• SEC stop orders will cause an offering to be disqualified if any covered person has filed a registration statement under the Securities Act or Regulation A offering statement that was the subject of an SEC refusal order, stop order or order suspending the Regulation A exemption within the last five years, or is the subject of a pending proceeding to determine whether such an order should be issued. Further, the offering will be disqualified if a covered person was, or was named as, an underwriter of securities under a registration statement or Regulation A offering statement that was the subject of an SEC refusal order, stop order or order suspending the Regulation A exemption within the last five years, or is the subject of a pending proceeding to determine whether such an order should be issued.

• Suspension or expulsion from membership in an SRO or from association with an SRO member will cause an offering to be disqualified if any covered person is suspended or expelled from membership in, or suspended or barred from association with a member of, a securities self-regulatory organization or “SRO” (i.e.  self  regulatory organization such as FINRA or a registered national securities exchange) for any act or omission to act constituting conduct inconsistent with just and equitable principles of trade.

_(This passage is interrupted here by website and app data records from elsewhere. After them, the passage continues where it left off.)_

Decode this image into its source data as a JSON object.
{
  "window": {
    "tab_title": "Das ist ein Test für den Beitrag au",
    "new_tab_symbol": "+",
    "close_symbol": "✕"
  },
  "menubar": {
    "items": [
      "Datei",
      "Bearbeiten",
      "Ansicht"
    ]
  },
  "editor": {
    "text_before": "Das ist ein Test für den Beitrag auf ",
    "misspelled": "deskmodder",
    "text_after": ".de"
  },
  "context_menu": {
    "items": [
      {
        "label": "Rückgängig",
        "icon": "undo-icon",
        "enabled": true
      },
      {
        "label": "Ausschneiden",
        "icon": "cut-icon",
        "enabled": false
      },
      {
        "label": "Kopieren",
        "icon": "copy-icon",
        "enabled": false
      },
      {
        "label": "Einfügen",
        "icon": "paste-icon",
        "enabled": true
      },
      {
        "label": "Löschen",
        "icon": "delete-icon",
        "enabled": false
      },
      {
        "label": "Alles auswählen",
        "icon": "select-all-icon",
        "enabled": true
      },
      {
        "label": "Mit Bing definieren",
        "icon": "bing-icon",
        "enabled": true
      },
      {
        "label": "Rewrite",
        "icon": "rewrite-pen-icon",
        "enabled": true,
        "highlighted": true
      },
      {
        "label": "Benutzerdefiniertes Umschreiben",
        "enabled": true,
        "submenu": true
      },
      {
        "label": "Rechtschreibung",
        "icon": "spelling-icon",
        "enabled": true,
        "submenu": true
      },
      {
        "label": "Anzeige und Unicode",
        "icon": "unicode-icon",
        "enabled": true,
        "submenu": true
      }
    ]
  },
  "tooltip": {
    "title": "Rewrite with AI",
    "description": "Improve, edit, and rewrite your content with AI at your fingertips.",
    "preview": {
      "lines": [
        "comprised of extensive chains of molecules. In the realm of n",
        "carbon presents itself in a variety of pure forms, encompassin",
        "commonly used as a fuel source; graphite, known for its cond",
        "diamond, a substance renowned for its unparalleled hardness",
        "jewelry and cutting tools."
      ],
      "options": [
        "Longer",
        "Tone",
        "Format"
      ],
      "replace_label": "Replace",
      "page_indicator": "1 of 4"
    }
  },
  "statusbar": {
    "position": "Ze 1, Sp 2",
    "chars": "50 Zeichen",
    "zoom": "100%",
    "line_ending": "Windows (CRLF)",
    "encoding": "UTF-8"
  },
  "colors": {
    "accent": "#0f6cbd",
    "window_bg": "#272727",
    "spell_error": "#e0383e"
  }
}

• An offering to be disqualified, if the issuer or another covered person is subject to a U.S. Postal Service false representation order entered within the preceding five years, or to a temporary restraining order or preliminary injunction with respect to conduct alleged to have violated the false representation statute that applies to U.S. mail.

Issuers should exercise extreme caution when engaging the services of promoters with disciplinary backgrounds and ensure that all required disclosures are made. Further issuers should avoid using the services of promoters who are “Bad Actors” to prevent disqualification of their Rule 506 offerings.

For further information about this securities law blog post, please contact Brenda Hamilton, Securities Attorney at 101 Plaza Real S, Suite 202 N, Boca Raton, Florida, (561) 416-8956, by email at [email protected] or visit www.securitieslawyer101.com.  This securities law blog post is provided as a general informational service to clients and friends of Hamilton & Associates Law Group and should not be construed as, and does not constitute, legal and compliance advice on any specific matter, nor does this message create an attorney-client relationship.  Please note that the prior results discussed herein do not guarantee similar outcomes.

Hamilton & Associates | Securities Lawyers
Brenda Hamilton, Securities Attorney
101 Plaza Real South, Suite 202 North
Boca Raton, Florida 33432
Telephone: (561) 416-8956
Facsimile: (561) 416-2855
www.SecuritiesLawyer101.com